Chapter 7 Notes - Soil as a system Soil is a complex...

Info iconThis preview shows pages 1–3. Sign up to view the full content.

View Full Document Right Arrow Icon
Soil as a system Soil is a complex plant-supporting system consisting of disintegrated rock, organic matter, water, gases, nutrients, and microorganisms. o Fundamental to the support of life on this planet and the provision of food fort he growing human population The composition of a region’s soil can have as much influence on the regions ecosystems as do the climate, latitude and elevation. Soil is composed of living and non living components Soil formation is slow and complex Parent material is the base of geological material in a particular location. o Can include lava or volcanic ash; rock or sediment deposited by glaciers, sediment doposited by rivers, or bedrock , the continuous mass of solid rock that makes up Earth’s crust. Weathering, erosion, and the deposition of organic matter were responsible for soil formation. Weathering describes the physical, chemical, and biological processes that breaks down rocks and minerals, turning large particles into smaller particles. Physical Weathering or mechanical weathering breaks down rock without triggering a chemical change in the parent material o Wind and rain are two main forces. o Areas with extreme temperature fluctuations experience rapid rates of physical weathering. o Water freezing and expanding in cracks in rock also causes physical weathering Chemical weathering results when water or other substances chemically interact with parent material. o Eg. Groundwater being unusually acidic. Biological weathering occurs when living things break down parent material by physical or chemical means. o Tree accelerates weathering by physical action of its root growing and rubbing against rock. Erosion is the movement of soil from one area to another o This is physical weathering o A destructive process that reduces the amount of life that a given area of land can support. Partial decomposition of organic matter creates humus a dark, spongy, crumbly mass of material made up of complex organic compounds. o Soils with high humus content hold moisture well and are productive for plant life. Soil that are dominated by partially decayed, compressed organic material are called peat . o Peat is characteristic of northern climates because cool temperatures slow the decay process, allowing great thicknesses of organic material to accumulate. 5 primary factors that influence the formation of soil (table 7.1 page 192) o Climate
Background image of page 1

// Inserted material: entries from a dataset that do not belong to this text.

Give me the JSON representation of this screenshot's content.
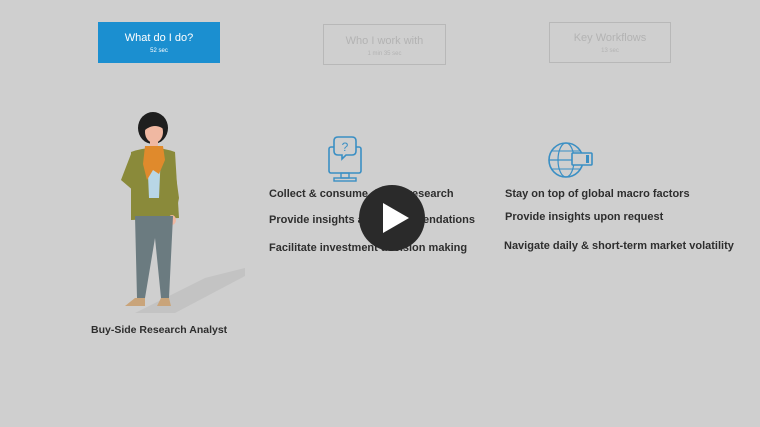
{
  "tabs": [
    {
      "label": "What do I do?",
      "duration": "52 sec",
      "active": true
    },
    {
      "label": "Who I work with",
      "duration": "1 min 35 sec",
      "active": false
    },
    {
      "label": "Key Workflows",
      "duration": "13 sec",
      "active": false
    }
  ],
  "persona": {
    "label": "Buy-Side Research Analyst"
  },
  "left_column": {
    "icon": "computer-question-icon",
    "items": [
      "Collect & consume data & research",
      "Provide insights and recommendations",
      "Facilitate investment decision making"
    ]
  },
  "right_column": {
    "icon": "globe-screen-icon",
    "items": [
      "Stay on top of global macro factors",
      "Provide insights upon request",
      "Navigate daily & short-term market volatility"
    ]
  },
  "video": {
    "play_icon": "play-icon"
  },
  "colors": {
    "accent": "#1b8fd0",
    "background": "#cfcfcf",
    "icon_blue": "#3a8fc4"
  }
}
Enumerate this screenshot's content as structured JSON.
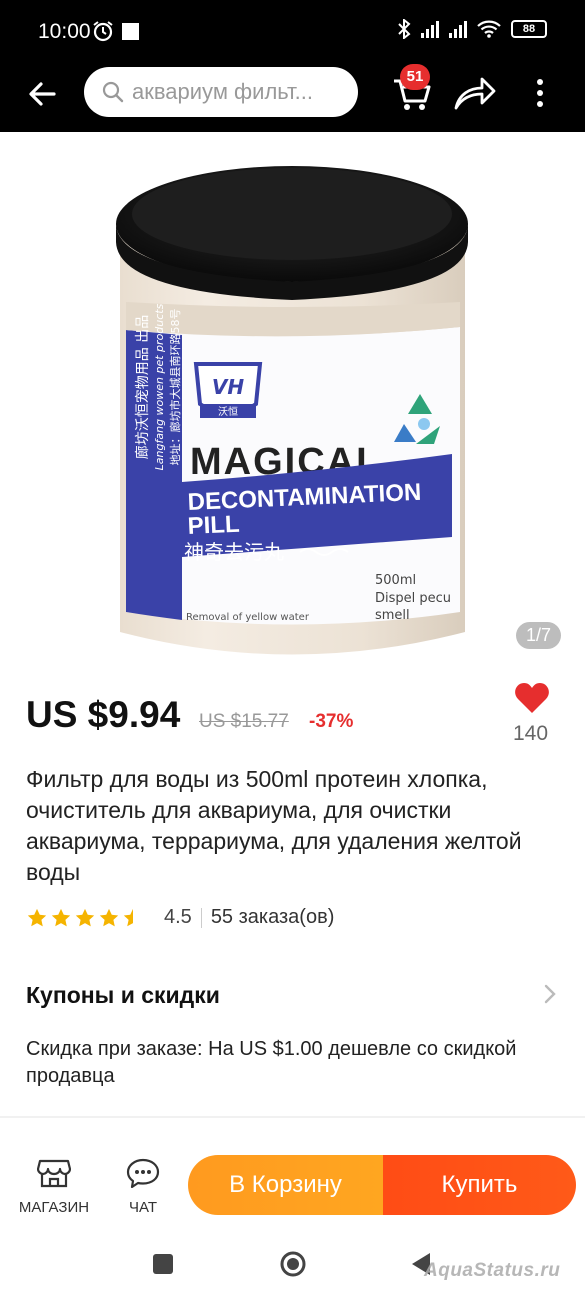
{
  "status_bar": {
    "time": "10:00",
    "battery": "88"
  },
  "header": {
    "search_text": "аквариум фильт...",
    "cart_count": "51",
    "icons": [
      "back-arrow-icon",
      "search-icon",
      "cart-icon",
      "share-icon",
      "more-icon"
    ]
  },
  "gallery": {
    "counter": "1/7",
    "image": {
      "kind": "product-photo",
      "label_lines": {
        "brand": "VH",
        "brand_cn": "沃恒",
        "title1": "MAGICAL",
        "title2": "DECONTAMINATION",
        "title3": "PILL",
        "cn_name": "神奇去污丸",
        "volume": "500ml",
        "dispel1": "Dispel pecu",
        "dispel2": "smell",
        "removal": "Removal of yellow water",
        "side1": "廊坊沃恒宠物用品 出品",
        "side2": "Langfang wowen pet products",
        "side3": "地址：廊坊市大城县南环路58号"
      }
    }
  },
  "price": {
    "current": "US $9.94",
    "old": "US $15.77",
    "discount": "-37%",
    "likes": "140"
  },
  "product": {
    "title": "Фильтр для воды из 500ml протеин хлопка, очиститель для аквариума, для очистки аквариума, террариума, для удаления желтой воды",
    "rating": "4.5",
    "rating_value": 4.5,
    "orders": "55 заказа(ов)"
  },
  "coupons": {
    "title": "Купоны и скидки",
    "text": "Скидка при заказе: На US $1.00 дешевле со скидкой продавца"
  },
  "bottom_bar": {
    "shop_label": "МАГАЗИН",
    "chat_label": "ЧАТ",
    "cart_button": "В Корзину",
    "buy_button": "Купить"
  },
  "watermark": "AquaStatus.ru",
  "colors": {
    "accent_red": "#e62e2e",
    "cart_orange": "#ff9a1f",
    "buy_orange": "#ff4c15",
    "star_gold": "#f5b400",
    "label_blue": "#3a42a8"
  }
}
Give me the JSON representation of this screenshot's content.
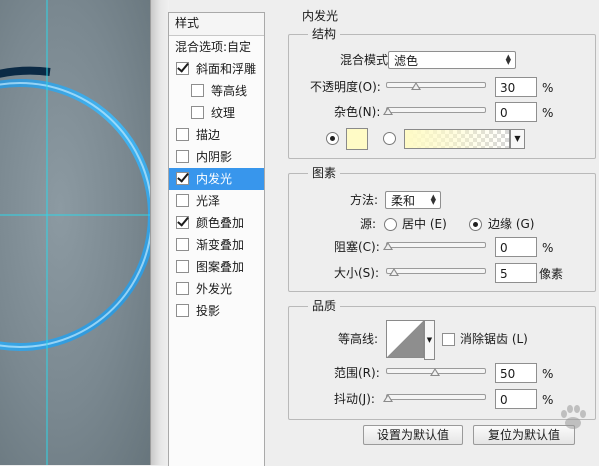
{
  "style_panel": {
    "title": "样式",
    "blend_options": "混合选项:自定",
    "items": [
      {
        "label": "斜面和浮雕",
        "checked": true
      },
      {
        "label": "等高线",
        "checked": false
      },
      {
        "label": "纹理",
        "checked": false
      },
      {
        "label": "描边",
        "checked": false
      },
      {
        "label": "内阴影",
        "checked": false
      },
      {
        "label": "内发光",
        "checked": true
      },
      {
        "label": "光泽",
        "checked": false
      },
      {
        "label": "颜色叠加",
        "checked": true
      },
      {
        "label": "渐变叠加",
        "checked": false
      },
      {
        "label": "图案叠加",
        "checked": false
      },
      {
        "label": "外发光",
        "checked": false
      },
      {
        "label": "投影",
        "checked": false
      }
    ]
  },
  "section_title": "内发光",
  "structure": {
    "title": "结构",
    "blend_mode_label": "混合模式:",
    "blend_mode_value": "滤色",
    "opacity_label": "不透明度(O):",
    "opacity_value": "30",
    "opacity_percent": 30,
    "noise_label": "杂色(N):",
    "noise_value": "0",
    "noise_percent": 0,
    "unit_percent": "%",
    "glow_color": "#fffbc6"
  },
  "elements": {
    "title": "图素",
    "method_label": "方法:",
    "method_value": "柔和",
    "source_label": "源:",
    "source_center": "居中 (E)",
    "source_edge": "边缘 (G)",
    "choke_label": "阻塞(C):",
    "choke_value": "0",
    "choke_percent": 0,
    "size_label": "大小(S):",
    "size_value": "5",
    "size_unit": "像素"
  },
  "quality": {
    "title": "品质",
    "contour_label": "等高线:",
    "anti_alias_label": "消除锯齿 (L)",
    "range_label": "范围(R):",
    "range_value": "50",
    "range_percent": 50,
    "jitter_label": "抖动(J):",
    "jitter_value": "0",
    "jitter_percent": 0
  },
  "buttons": {
    "make_default": "设置为默认值",
    "reset_default": "复位为默认值"
  },
  "colors": {
    "selection": "#3896ec",
    "ring": "#3aa6e6",
    "guide": "#2fd6e8"
  }
}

Info iconThis preview has intentionally blurred sections. Sign up to view the full version.

View Full DocumentRight Arrow Icon
Soil forms faster in warm wet climates. Heat speeds chemical reactions and accelerates weathering, decomposition, and biological growth. o Organisms Earthworms and other animals mix and aerate soil, add organic matter. Plants add organic matter o Topograhpic relief Steeper slopes result in more runoff as an example o Parent Material Chemical and physical attributes of the parent material influence properties of the resulting soil o Time Soil formation takes decades, centuries, or mellenia Multiple factors (including the 4 above)
Background image of page 2
Image of page 3
This is the end of the preview. Sign up to access the rest of the document.

Page1 / 9

Chapter 7 Notes - Soil as a system Soil is a complex...

This preview shows document pages 1 - 3. Sign up to view the full document.

View Full Document Right Arrow Icon
Ask a homework question - tutors are online